--- Task goal ---
Among the records that follow, find each line holding the word "roll" and copy it.

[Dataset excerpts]
┌──

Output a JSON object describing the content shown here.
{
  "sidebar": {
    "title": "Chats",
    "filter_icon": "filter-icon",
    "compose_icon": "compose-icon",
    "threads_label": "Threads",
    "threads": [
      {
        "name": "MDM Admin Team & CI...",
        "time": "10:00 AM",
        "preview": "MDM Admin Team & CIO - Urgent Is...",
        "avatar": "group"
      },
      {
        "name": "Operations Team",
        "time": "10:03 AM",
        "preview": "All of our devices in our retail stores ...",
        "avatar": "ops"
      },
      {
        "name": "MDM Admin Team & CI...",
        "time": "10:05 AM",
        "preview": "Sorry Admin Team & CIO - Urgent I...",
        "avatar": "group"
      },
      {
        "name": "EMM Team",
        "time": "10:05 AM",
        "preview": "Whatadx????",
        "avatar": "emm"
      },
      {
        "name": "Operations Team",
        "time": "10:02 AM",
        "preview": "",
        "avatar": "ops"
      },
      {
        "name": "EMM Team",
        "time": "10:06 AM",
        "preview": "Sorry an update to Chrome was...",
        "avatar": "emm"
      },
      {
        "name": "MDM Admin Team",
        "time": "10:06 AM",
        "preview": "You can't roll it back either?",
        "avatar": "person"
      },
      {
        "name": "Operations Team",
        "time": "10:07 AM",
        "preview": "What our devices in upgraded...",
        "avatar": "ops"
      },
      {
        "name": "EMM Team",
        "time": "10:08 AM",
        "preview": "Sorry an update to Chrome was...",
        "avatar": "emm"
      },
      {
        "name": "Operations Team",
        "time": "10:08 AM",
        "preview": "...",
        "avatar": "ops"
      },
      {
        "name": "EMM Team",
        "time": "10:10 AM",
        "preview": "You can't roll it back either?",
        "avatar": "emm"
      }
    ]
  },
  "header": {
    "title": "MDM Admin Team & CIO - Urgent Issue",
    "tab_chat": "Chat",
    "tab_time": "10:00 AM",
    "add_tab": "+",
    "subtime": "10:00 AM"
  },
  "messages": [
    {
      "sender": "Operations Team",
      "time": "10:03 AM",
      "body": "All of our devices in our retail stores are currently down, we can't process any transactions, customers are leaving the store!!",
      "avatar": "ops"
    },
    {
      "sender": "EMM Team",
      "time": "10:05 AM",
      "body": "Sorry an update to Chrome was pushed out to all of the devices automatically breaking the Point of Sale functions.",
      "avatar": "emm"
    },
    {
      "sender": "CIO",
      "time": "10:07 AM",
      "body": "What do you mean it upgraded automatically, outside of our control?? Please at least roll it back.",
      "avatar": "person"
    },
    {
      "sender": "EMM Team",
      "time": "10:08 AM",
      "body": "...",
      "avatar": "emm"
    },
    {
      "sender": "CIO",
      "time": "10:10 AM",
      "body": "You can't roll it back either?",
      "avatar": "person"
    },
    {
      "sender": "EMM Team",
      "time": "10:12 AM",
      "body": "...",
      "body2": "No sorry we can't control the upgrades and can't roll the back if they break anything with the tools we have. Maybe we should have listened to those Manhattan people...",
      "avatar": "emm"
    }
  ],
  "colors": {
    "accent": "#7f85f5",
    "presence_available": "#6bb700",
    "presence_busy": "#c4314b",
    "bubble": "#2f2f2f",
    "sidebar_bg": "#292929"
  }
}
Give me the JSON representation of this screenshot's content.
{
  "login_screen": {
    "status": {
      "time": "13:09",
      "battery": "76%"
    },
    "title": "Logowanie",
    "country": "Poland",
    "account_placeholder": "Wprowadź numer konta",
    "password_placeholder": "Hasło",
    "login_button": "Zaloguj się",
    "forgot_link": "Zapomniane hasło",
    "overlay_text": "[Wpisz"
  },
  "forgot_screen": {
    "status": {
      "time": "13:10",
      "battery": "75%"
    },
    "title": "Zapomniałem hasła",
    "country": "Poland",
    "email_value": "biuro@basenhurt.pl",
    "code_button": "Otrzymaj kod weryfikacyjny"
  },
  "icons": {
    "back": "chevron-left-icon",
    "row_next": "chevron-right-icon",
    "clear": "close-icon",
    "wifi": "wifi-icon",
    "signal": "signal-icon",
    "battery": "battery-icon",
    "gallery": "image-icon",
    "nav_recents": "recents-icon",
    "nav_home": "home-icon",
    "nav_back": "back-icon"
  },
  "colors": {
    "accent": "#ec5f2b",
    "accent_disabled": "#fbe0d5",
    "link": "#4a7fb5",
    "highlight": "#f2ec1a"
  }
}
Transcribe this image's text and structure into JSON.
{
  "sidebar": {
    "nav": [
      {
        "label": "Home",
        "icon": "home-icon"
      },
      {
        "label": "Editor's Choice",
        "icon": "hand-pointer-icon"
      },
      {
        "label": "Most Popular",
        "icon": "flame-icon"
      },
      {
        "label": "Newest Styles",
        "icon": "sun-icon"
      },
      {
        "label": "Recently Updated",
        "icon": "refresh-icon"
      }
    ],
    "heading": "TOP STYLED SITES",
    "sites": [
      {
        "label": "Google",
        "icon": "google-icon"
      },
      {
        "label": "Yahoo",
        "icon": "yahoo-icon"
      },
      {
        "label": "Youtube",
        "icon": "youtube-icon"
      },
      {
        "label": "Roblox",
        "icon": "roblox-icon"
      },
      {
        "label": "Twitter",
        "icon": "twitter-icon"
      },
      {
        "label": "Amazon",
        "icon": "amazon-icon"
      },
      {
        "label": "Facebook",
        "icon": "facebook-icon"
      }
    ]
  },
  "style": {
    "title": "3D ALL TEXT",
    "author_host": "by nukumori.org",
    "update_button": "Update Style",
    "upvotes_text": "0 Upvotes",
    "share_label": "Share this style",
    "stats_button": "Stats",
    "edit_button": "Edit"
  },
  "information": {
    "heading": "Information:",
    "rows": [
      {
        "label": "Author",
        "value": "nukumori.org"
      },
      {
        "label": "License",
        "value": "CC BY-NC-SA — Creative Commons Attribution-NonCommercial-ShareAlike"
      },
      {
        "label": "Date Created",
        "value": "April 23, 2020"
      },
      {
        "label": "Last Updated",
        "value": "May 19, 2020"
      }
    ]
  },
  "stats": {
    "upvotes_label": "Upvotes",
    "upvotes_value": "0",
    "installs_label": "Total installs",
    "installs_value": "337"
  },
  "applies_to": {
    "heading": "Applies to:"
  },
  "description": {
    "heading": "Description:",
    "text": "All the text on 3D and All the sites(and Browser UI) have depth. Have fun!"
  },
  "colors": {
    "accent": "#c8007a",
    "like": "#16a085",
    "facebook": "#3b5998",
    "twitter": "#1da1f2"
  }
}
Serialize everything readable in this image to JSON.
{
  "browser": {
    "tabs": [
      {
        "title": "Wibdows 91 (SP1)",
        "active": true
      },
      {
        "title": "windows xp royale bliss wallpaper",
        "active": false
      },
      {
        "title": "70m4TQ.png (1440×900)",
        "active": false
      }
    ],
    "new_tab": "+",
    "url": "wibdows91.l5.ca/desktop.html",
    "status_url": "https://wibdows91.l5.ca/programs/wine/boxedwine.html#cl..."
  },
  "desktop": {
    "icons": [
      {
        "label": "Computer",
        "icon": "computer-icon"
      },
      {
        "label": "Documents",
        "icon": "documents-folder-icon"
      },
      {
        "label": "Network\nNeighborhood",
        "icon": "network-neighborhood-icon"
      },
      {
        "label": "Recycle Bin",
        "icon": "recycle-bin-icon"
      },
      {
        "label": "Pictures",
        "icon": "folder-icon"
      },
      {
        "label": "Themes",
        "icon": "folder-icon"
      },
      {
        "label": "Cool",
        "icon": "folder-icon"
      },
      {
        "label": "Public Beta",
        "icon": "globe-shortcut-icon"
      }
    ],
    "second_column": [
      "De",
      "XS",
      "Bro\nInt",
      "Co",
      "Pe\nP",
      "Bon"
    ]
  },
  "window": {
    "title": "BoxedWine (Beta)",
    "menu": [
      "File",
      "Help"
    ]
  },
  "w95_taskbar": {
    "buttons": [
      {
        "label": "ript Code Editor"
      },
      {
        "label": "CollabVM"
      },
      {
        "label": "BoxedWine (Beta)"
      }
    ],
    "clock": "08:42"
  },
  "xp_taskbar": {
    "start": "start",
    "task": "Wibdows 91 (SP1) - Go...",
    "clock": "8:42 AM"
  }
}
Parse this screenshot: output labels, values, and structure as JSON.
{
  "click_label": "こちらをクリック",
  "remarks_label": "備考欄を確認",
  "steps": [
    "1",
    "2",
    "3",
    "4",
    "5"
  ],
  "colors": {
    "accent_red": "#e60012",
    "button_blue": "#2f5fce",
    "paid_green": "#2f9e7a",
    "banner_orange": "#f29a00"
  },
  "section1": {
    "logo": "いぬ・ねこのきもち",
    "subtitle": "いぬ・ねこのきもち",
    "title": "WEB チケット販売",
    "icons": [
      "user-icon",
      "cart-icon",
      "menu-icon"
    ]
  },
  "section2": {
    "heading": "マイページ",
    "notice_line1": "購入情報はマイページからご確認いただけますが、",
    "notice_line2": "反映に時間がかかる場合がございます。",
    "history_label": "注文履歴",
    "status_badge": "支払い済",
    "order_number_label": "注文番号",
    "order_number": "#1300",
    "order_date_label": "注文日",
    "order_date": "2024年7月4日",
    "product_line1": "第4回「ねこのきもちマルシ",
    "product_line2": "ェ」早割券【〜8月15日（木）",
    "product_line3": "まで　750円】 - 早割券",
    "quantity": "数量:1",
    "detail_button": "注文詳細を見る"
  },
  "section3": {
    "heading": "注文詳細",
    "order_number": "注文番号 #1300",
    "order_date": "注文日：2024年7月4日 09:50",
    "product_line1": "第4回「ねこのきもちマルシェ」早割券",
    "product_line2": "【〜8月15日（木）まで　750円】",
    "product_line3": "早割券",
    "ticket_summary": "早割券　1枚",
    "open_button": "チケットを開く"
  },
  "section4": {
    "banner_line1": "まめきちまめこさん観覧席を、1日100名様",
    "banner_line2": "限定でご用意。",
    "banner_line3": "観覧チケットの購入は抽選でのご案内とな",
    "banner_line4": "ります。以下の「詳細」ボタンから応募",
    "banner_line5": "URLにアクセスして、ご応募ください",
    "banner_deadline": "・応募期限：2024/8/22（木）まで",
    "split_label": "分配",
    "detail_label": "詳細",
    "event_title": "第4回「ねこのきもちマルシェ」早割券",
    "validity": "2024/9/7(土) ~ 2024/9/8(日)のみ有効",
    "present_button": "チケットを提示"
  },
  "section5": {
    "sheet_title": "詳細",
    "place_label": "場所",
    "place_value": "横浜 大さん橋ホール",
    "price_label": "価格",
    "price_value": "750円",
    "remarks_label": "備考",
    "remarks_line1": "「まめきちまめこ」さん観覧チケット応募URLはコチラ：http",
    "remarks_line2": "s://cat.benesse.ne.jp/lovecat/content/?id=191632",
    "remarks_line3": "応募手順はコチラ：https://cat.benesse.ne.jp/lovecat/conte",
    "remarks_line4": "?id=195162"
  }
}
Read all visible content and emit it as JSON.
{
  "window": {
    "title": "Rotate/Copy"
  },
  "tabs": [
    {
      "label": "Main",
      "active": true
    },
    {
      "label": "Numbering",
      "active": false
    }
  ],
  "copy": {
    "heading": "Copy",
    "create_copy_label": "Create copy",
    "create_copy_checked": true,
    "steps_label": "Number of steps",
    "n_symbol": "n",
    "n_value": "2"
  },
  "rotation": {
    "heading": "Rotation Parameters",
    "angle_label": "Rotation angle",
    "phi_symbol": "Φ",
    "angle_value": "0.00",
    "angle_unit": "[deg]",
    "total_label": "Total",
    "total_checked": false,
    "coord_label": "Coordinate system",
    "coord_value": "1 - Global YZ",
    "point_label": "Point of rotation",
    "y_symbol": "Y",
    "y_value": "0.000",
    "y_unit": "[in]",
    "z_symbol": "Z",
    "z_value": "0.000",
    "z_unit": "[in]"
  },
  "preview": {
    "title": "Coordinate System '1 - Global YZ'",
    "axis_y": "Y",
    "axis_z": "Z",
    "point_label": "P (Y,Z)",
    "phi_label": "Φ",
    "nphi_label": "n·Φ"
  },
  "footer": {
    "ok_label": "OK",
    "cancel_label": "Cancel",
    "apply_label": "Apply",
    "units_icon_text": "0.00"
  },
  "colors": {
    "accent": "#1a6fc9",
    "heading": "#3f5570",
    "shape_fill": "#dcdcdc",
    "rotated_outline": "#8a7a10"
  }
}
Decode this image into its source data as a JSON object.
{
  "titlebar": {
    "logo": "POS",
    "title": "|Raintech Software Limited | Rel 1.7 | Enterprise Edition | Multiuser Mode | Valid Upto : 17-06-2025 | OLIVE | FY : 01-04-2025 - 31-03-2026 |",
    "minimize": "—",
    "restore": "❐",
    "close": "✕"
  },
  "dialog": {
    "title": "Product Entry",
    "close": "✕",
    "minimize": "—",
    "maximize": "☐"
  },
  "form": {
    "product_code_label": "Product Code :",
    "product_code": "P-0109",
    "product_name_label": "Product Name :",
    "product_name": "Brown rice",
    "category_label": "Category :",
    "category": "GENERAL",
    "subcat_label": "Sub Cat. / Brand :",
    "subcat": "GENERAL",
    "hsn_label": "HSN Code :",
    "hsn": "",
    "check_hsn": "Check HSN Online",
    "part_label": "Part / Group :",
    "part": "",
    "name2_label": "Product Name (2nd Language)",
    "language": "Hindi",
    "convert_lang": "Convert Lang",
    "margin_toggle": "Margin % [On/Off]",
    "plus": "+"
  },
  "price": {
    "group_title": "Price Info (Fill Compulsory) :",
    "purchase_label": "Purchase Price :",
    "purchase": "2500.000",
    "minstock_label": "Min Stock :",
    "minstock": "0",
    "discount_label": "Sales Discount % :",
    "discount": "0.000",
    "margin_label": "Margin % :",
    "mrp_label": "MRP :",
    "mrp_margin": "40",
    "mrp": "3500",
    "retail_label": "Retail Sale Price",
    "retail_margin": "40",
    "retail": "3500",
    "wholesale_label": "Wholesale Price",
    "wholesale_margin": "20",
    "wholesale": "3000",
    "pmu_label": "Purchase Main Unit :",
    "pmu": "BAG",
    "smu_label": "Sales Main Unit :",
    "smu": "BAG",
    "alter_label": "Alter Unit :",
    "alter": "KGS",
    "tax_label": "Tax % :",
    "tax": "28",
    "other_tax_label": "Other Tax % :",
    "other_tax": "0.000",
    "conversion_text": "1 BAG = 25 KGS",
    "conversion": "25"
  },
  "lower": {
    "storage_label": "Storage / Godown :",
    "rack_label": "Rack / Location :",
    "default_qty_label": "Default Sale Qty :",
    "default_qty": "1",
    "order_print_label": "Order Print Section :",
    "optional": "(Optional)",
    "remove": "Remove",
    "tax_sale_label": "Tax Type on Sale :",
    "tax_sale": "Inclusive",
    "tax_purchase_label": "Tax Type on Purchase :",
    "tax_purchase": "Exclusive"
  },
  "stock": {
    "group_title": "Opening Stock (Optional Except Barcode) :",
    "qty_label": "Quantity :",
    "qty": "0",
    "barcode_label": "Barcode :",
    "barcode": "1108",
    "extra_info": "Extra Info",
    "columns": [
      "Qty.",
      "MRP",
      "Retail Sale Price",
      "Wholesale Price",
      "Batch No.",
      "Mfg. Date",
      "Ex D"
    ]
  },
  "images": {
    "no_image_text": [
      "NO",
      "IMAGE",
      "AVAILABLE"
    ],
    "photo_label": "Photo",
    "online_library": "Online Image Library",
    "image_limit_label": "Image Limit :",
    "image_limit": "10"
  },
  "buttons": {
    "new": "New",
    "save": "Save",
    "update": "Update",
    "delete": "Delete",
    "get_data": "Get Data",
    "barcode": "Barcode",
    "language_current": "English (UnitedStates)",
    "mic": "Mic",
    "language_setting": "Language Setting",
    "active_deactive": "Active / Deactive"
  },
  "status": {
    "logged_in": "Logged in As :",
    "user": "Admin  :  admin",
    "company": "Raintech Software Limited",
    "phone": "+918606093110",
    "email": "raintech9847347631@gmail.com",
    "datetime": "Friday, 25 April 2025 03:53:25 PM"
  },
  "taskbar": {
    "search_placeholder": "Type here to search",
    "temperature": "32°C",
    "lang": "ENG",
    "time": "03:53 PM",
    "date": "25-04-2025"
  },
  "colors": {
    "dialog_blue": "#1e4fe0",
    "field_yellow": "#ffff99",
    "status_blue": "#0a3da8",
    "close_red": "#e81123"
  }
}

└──

--- Answer box ---
        "preview": "You can't roll it back either?",
        "preview": "You can't roll it back either?",
      "body": "What do you mean it upgraded automatically, outside of our control?? Please at least roll it back.",
      "body": "You can't roll it back either?",
      "body2": "No sorry we can't control the upgrades and can't roll the back if they break anything with the tools we have. Maybe we should have listened to those Manhattan people...",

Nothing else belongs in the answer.